Memorandum of Conversation, by Mr. Alger Hiss, Special Assistant to the Director of the Office of Far Eastern Affairs (Hornbeck)

Participants: Under Secretary Bell, Mr. White, and Mr. Irving Friedman of the Treasury Department; Major General Lucius Clay of the War Department; Messrs. Ballantine, Hiss and Collado.

Reference is made to memorandum of conversation of January 19.

At Mr. Bell’s invitation a further meeting was held today to discuss the proposed message from the President to the Generalissimo in the light of a memorandum dated January 19 which Treasury had subsequently received from the President (copy attached hereto50).

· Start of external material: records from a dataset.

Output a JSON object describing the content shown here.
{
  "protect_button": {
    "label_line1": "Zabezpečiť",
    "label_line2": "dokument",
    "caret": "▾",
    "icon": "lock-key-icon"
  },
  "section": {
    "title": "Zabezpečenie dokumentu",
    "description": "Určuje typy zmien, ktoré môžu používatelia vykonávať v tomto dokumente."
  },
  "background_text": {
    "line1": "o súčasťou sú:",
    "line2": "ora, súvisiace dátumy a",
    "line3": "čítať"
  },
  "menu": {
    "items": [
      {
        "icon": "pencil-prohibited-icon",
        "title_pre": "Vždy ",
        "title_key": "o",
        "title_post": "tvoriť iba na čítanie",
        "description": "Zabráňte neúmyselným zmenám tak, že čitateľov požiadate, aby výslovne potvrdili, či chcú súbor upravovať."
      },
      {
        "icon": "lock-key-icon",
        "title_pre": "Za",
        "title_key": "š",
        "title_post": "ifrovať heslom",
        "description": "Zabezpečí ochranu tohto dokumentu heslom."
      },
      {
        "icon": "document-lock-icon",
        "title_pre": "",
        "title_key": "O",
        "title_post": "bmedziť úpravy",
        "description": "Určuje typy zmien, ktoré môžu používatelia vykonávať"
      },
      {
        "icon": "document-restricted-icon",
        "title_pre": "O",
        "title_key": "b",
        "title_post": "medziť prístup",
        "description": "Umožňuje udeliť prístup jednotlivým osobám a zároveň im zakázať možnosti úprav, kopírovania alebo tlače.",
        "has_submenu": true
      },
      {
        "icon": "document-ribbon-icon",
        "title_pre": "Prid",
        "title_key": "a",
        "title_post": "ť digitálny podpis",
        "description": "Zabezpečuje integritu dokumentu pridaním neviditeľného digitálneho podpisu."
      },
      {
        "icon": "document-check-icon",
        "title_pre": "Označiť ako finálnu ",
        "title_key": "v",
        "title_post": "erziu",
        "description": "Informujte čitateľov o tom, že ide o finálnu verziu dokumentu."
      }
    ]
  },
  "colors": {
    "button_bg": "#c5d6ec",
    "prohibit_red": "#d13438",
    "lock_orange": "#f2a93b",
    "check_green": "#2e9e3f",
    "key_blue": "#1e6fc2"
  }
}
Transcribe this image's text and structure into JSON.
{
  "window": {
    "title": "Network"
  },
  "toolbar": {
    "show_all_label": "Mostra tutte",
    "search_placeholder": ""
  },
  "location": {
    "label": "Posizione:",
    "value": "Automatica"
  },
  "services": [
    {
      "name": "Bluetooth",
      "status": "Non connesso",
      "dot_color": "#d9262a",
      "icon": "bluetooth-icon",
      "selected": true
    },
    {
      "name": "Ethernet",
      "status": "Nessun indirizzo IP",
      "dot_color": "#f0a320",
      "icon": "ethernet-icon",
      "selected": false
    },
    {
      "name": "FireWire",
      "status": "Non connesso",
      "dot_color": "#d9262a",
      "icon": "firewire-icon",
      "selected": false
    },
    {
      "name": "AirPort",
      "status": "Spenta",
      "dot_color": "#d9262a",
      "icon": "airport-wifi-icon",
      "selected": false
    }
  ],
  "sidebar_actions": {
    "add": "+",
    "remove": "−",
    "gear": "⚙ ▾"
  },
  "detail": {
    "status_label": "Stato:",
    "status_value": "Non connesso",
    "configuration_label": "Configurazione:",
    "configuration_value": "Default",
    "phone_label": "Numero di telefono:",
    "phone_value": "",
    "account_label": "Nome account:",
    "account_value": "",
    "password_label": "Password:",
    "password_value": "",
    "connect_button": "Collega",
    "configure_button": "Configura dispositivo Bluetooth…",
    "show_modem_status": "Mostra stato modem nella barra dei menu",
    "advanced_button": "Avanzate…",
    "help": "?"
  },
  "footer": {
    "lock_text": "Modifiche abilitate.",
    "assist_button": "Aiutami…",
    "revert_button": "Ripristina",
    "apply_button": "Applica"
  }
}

[Prior to the meeting there had been approved by the Secretary a redraft of a message to the Generalissimo prepared in the Department. Copies of this draft had been discussed with General Clay by Mr. Hiss and had been sent to Mr. Bell (copy of this draft is also attached hereto). General Clay had indicated disagreement with the Department’s draft and had said that he would have to discuss it with the Chief of Staff and with the Secretary of War.]51

Dr. White proposed that the substance of the first and last paragraphs of the Department’s draft be retained and that in lieu of the intervening portion of the Department’s draft there be substituted a reference to Madame Chiang’s letter to the President referred to in the President’s memorandum of January 19. In the course of discussion it developed that the Treasury representatives and General Clay remained opposed to any statement that might imply a possible readiness to consider the granting of a loan. It developed also that [Page 856] both the Treasury representatives and General Clay remained strongly opposed to the idea of sending a Commission to China, despite the fact that such a suggestion was contained in the President’s message to the Generalissimo of January 5. A good deal of the same ground that had been covered in the preceding day was again repeated with little, if any, apparent change in attitudes. General Clay remarked that the Secretary of War feels very strongly about the situation in China and that he, General Clay, could agree on the basis of his present instructions only to a message of the kind proposed by the War Department and Treasury the day before or the message along the lines suggested by Dr. White. The Department’s representatives said that in their opinion Dr. White’s suggestion would not involve the seriously adverse risks which they anticipated would result from the prior draft favored by the War Department and the Treasury Department. The Department’s representatives added that, in their opinion, Dr. White’s current proposal would merely postpone the issue of whether or not we were prepared to consider the possibility of a loan. They felt that this issue would be raised either in a reply to the proposed message or upon Dr. Kung’s arrival in this country. They said that, however, in view of the views of the War Department and the Treasury Department they were prepared to recommend to the Secretary of State that he express no objection to the sending of a message along the lines indicated by Dr. White.

Thereupon a draft of a message of the kind suggested by Dr. White was worked out and agreed to (copy attached hereto52).

[The Secretary subsequently authorized Mr. Dean Acheson to indicate to the Treasury that he did not object to the message going forward, it received the President’s approval the same evening and was despatched to Chungking as the Department’s No. 108, January 20, 1944].53


Suggested Message From President Roosevelt to Generalissimo Chiang Kai-shek 54

I have carefully studied your recent message transmitted through Ambassador Gauss, and I fully recognize the extent to which China’s resolute war stand has rendered her economic situation acute. I am fully mindful of the importance of taking every practical cooperative step to make possible the most active prosecution of the war, as well as to make possible an orderly development of China’s industry and [Page 857] trade after the war. I think it important that you should understand in this connection our special problems over here.

I cannot escape the feeling that because of the distance between us and between our respective advisers there may be danger that we may fail adequately to work out our common problems and may rush into decisions which would not be in the interests of either of our peoples. Accordingly, I should like to renew to you the suggestion which I made in my message of January 5 to send to Chungking a small commission composed of individuals of the highest prestige in whom I have complete confidence to discuss with you and your advisers your proposals and the problems to which they give rise on our side. If you are agreeable with this suggestion, the commission can be despatched at the earliest possible moment so that it may complete its work quickly and without causing delay in resolving your problems.

Meanwhile, I should like to make this specific suggestion: Just before receiving your message I had approved instructions to General Stilwell and to Ambassador Gauss to take up urgently with your Government the question of our military expenditures in China. I should like to suggest that the formula which General Stilwell and Ambassador Gauss are authorized to propose be adopted tentatively on the understanding that our Army expenditures in China during the next few months can be expected to be somewhere in the neighborhood of twenty-five million U. S. dollars each month. In this connection I should like to assure you that, on the assumption of full Chinese cooperation which I confidently expect, this Government is fully prepared to bear all costs of its own war effort in China including housing and subsistence of troops as well as construction.

  1. Ante, p. 852.
  2. Bracketed paragraphs in this memorandum appear in the original.
  3. Not printed.
  4. Post, p. 859.
  5. Marginal notation: “Dept’s draft of Jan. 20 approved by Sec. & sent to War & Treasury.”